Martín Espada will receive the 2014 Busboys and Poets Award on Saturday, September 13, at 5:30 p.m. in Grand Tier III, Center for the Arts, on George Mason University’s Fairfax, VA, campus. The award is sponsored by Busboys and Poets, a restaurant, bookstore, fair trade market and gathering place based in Washington, DC. In addition to recognizing the work of the poet chosen to receive it, the award also pays tribute to Langston Hughes, who worked as a busboy at the Wardman Park Hotel in Washington, D.C., during the 1920s before he gained recognition as a poet. The presentation of the award—which includes a plaque and a monetary award—will follow a talk and reading by Espada.
Martín Espada was born in Brooklyn, New York in 1957. He has published more than fifteen books as a poet, editor, essayist and translator. His latest collection of poems, The Trouble Ball (Norton), is the recipient of the Milt Kessler Award, a Massachusetts Book Award and an International Latino Book Award. His previous book of poems, The Republic of Poetry (Norton), was a finalist for the Pulitzer Prize. He has also received an American Book Award, the Shelley Memorial Award, the PEN/Revson Fellowship and a Guggenheim Fellowship. The title poem of his collection, Alabanza, about 9/11, has been widely anthologized and performed. His book of essays, Zapata’s Disciple (South End Press), has been banned in Tucson as part of the Mexican-American Studies Program outlawed by the state of Arizona. A former tenant lawyer in Greater Boston’s Latino community, Espada is currently a professor in the Department of English at the University of Massachusetts-Amherst.

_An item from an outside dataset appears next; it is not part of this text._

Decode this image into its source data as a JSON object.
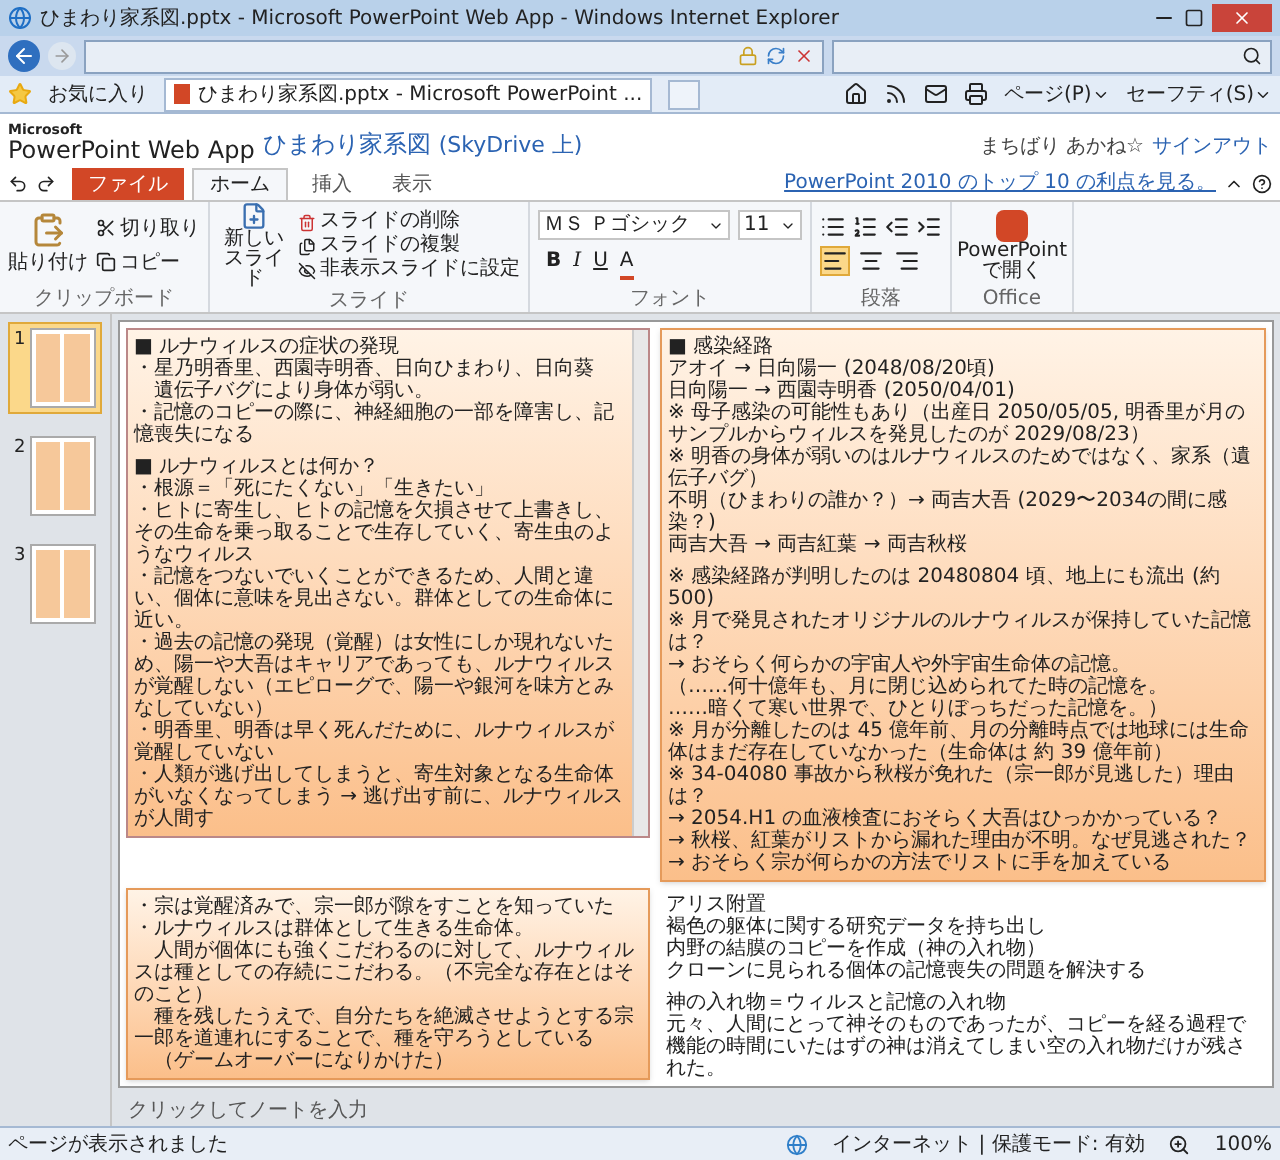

Previous winners of the Busboys and Poets Award include Claudia Rankine (2011), Rita Dove (2012), and Sonia Sanchez (2013).